____ DATA FOR ANALYSIS
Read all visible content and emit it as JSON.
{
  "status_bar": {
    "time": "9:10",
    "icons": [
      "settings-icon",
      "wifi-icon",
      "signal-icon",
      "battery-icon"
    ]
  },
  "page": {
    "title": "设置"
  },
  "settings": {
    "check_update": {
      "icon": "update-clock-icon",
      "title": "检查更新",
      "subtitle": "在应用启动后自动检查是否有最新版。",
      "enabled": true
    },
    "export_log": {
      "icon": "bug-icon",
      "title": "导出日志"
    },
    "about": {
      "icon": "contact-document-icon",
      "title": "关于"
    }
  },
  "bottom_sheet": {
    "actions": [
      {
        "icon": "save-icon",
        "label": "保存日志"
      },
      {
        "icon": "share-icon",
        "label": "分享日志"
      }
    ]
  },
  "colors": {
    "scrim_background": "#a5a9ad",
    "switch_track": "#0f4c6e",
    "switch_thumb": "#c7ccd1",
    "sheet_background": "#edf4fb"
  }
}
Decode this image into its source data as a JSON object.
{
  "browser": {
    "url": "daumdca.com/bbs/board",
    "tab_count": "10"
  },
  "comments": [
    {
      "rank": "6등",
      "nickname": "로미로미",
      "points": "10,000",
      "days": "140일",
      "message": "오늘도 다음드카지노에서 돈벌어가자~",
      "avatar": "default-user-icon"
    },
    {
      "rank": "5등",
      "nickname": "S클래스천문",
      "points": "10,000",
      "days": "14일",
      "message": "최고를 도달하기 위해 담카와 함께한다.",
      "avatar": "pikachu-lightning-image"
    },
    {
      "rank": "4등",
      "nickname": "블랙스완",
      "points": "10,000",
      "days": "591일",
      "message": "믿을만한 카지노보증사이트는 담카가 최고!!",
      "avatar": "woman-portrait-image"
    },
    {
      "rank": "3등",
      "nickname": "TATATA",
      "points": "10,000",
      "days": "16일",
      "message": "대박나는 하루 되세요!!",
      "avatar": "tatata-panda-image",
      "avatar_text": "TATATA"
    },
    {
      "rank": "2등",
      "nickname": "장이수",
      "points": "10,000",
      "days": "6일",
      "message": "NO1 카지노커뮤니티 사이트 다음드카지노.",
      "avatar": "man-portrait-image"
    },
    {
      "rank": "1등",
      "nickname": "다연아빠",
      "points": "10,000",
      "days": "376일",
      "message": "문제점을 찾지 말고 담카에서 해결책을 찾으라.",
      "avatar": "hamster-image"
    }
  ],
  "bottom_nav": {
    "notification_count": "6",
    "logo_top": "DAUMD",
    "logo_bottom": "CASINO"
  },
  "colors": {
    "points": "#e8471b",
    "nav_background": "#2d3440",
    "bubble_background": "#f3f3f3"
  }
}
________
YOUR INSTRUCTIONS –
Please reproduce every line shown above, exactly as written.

SOLUTION TO THE EXERCISE –
Read all visible content and emit it as JSON.
{
  "status_bar": {
    "time": "9:10",
    "icons": [
      "settings-icon",
      "wifi-icon",
      "signal-icon",
      "battery-icon"
    ]
  },
  "page": {
    "title": "设置"
  },
  "settings": {
    "check_update": {
      "icon": "update-clock-icon",
      "title": "检查更新",
      "subtitle": "在应用启动后自动检查是否有最新版。",
      "enabled": true
    },
    "export_log": {
      "icon": "bug-icon",
      "title": "导出日志"
    },
    "about": {
      "icon": "contact-document-icon",
      "title": "关于"
    }
  },
  "bottom_sheet": {
    "actions": [
      {
        "icon": "save-icon",
        "label": "保存日志"
      },
      {
        "icon": "share-icon",
        "label": "分享日志"
      }
    ]
  },
  "colors": {
    "scrim_background": "#a5a9ad",
    "switch_track": "#0f4c6e",
    "switch_thumb": "#c7ccd1",
    "sheet_background": "#edf4fb"
  }
}
Decode this image into its source data as a JSON object.
{
  "browser": {
    "url": "daumdca.com/bbs/board",
    "tab_count": "10"
  },
  "comments": [
    {
      "rank": "6등",
      "nickname": "로미로미",
      "points": "10,000",
      "days": "140일",
      "message": "오늘도 다음드카지노에서 돈벌어가자~",
      "avatar": "default-user-icon"
    },
    {
      "rank": "5등",
      "nickname": "S클래스천문",
      "points": "10,000",
      "days": "14일",
      "message": "최고를 도달하기 위해 담카와 함께한다.",
      "avatar": "pikachu-lightning-image"
    },
    {
      "rank": "4등",
      "nickname": "블랙스완",
      "points": "10,000",
      "days": "591일",
      "message": "믿을만한 카지노보증사이트는 담카가 최고!!",
      "avatar": "woman-portrait-image"
    },
    {
      "rank": "3등",
      "nickname": "TATATA",
      "points": "10,000",
      "days": "16일",
      "message": "대박나는 하루 되세요!!",
      "avatar": "tatata-panda-image",
      "avatar_text": "TATATA"
    },
    {
      "rank": "2등",
      "nickname": "장이수",
      "points": "10,000",
      "days": "6일",
      "message": "NO1 카지노커뮤니티 사이트 다음드카지노.",
      "avatar": "man-portrait-image"
    },
    {
      "rank": "1등",
      "nickname": "다연아빠",
      "points": "10,000",
      "days": "376일",
      "message": "문제점을 찾지 말고 담카에서 해결책을 찾으라.",
      "avatar": "hamster-image"
    }
  ],
  "bottom_nav": {
    "notification_count": "6",
    "logo_top": "DAUMD",
    "logo_bottom": "CASINO"
  },
  "colors": {
    "points": "#e8471b",
    "nav_background": "#2d3440",
    "bubble_background": "#f3f3f3"
  }
}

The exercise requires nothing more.